Data records for software interfaces:
┄┄┄┄┄┄┄┄┄┄┄┄┄┄┄┄┄┄┄┄
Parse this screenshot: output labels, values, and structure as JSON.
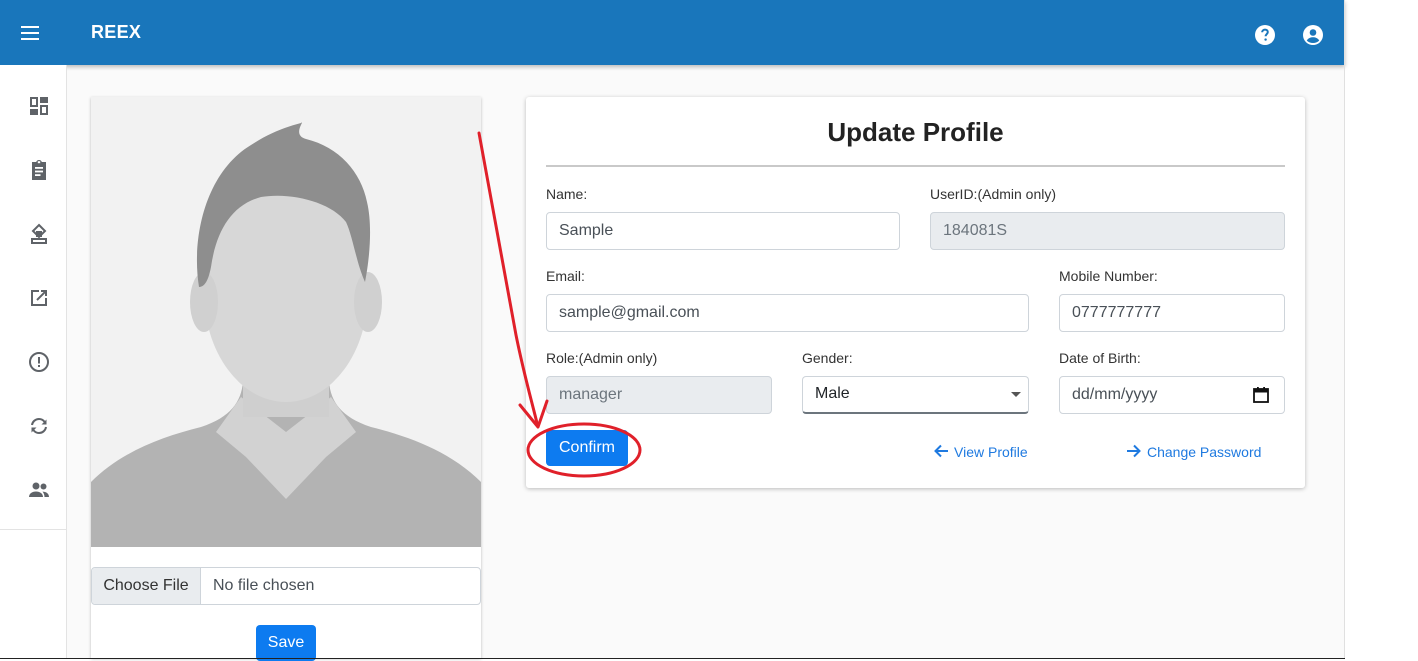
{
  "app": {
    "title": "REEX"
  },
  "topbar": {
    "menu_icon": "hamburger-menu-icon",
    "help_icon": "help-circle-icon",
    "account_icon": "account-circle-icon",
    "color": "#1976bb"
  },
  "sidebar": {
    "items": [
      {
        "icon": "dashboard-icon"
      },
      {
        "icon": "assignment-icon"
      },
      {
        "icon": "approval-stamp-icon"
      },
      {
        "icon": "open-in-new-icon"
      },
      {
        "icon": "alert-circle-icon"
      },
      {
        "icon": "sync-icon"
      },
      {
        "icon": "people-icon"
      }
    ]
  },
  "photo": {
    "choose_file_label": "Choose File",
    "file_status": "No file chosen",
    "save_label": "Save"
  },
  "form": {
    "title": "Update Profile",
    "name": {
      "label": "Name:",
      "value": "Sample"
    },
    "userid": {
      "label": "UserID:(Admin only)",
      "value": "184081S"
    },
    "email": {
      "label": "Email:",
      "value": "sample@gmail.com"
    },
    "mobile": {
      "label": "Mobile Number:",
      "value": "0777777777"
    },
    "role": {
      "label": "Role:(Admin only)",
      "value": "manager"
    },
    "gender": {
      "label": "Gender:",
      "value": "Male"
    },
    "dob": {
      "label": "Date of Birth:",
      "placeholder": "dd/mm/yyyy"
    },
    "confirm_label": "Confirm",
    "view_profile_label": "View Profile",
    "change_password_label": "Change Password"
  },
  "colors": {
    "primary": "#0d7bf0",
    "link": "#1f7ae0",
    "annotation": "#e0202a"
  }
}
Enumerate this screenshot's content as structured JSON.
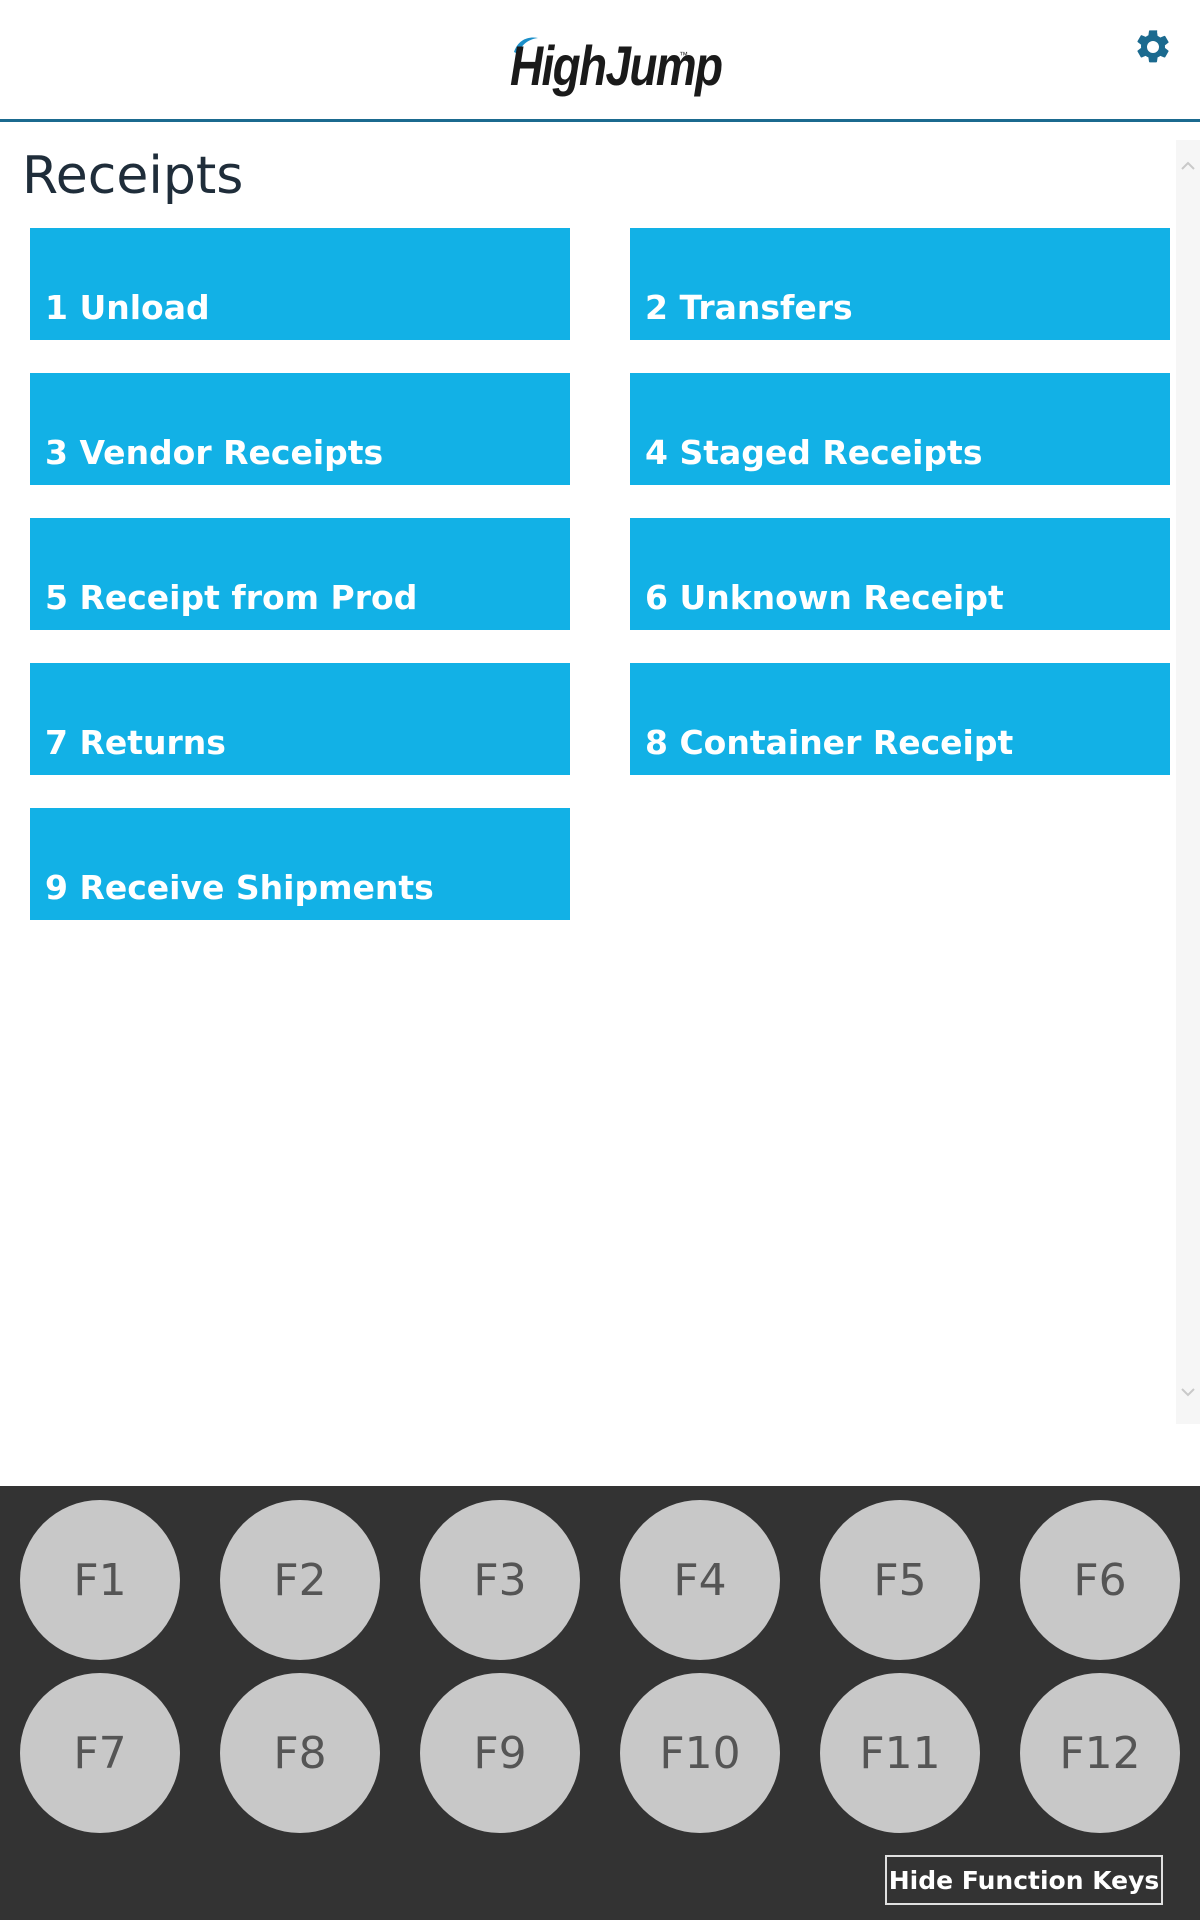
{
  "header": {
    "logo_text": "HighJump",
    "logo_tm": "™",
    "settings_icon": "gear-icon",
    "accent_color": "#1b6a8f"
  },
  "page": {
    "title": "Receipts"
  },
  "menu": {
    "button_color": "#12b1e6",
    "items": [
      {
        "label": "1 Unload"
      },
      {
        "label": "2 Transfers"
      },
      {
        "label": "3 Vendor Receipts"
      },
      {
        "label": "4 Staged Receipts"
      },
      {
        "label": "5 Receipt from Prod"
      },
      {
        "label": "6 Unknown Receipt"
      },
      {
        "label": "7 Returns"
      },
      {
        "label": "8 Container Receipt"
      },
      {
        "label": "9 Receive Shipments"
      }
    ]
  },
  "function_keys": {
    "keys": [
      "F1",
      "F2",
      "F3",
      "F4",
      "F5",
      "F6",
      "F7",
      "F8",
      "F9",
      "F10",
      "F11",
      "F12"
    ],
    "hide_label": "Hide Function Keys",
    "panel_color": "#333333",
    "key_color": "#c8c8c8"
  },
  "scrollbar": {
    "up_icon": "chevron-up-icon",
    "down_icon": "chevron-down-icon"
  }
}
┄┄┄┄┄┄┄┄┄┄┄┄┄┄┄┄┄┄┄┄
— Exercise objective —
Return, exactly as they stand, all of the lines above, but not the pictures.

— Response area —
Parse this screenshot: output labels, values, and structure as JSON.
{
  "app": {
    "title": "REEX"
  },
  "topbar": {
    "menu_icon": "hamburger-menu-icon",
    "help_icon": "help-circle-icon",
    "account_icon": "account-circle-icon",
    "color": "#1976bb"
  },
  "sidebar": {
    "items": [
      {
        "icon": "dashboard-icon"
      },
      {
        "icon": "assignment-icon"
      },
      {
        "icon": "approval-stamp-icon"
      },
      {
        "icon": "open-in-new-icon"
      },
      {
        "icon": "alert-circle-icon"
      },
      {
        "icon": "sync-icon"
      },
      {
        "icon": "people-icon"
      }
    ]
  },
  "photo": {
    "choose_file_label": "Choose File",
    "file_status": "No file chosen",
    "save_label": "Save"
  },
  "form": {
    "title": "Update Profile",
    "name": {
      "label": "Name:",
      "value": "Sample"
    },
    "userid": {
      "label": "UserID:(Admin only)",
      "value": "184081S"
    },
    "email": {
      "label": "Email:",
      "value": "sample@gmail.com"
    },
    "mobile": {
      "label": "Mobile Number:",
      "value": "0777777777"
    },
    "role": {
      "label": "Role:(Admin only)",
      "value": "manager"
    },
    "gender": {
      "label": "Gender:",
      "value": "Male"
    },
    "dob": {
      "label": "Date of Birth:",
      "placeholder": "dd/mm/yyyy"
    },
    "confirm_label": "Confirm",
    "view_profile_label": "View Profile",
    "change_password_label": "Change Password"
  },
  "colors": {
    "primary": "#0d7bf0",
    "link": "#1f7ae0",
    "annotation": "#e0202a"
  }
}
Enumerate this screenshot's content as structured JSON.
{
  "header": {
    "logo_text": "HighJump",
    "logo_tm": "™",
    "settings_icon": "gear-icon",
    "accent_color": "#1b6a8f"
  },
  "page": {
    "title": "Receipts"
  },
  "menu": {
    "button_color": "#12b1e6",
    "items": [
      {
        "label": "1 Unload"
      },
      {
        "label": "2 Transfers"
      },
      {
        "label": "3 Vendor Receipts"
      },
      {
        "label": "4 Staged Receipts"
      },
      {
        "label": "5 Receipt from Prod"
      },
      {
        "label": "6 Unknown Receipt"
      },
      {
        "label": "7 Returns"
      },
      {
        "label": "8 Container Receipt"
      },
      {
        "label": "9 Receive Shipments"
      }
    ]
  },
  "function_keys": {
    "keys": [
      "F1",
      "F2",
      "F3",
      "F4",
      "F5",
      "F6",
      "F7",
      "F8",
      "F9",
      "F10",
      "F11",
      "F12"
    ],
    "hide_label": "Hide Function Keys",
    "panel_color": "#333333",
    "key_color": "#c8c8c8"
  },
  "scrollbar": {
    "up_icon": "chevron-up-icon",
    "down_icon": "chevron-down-icon"
  }
}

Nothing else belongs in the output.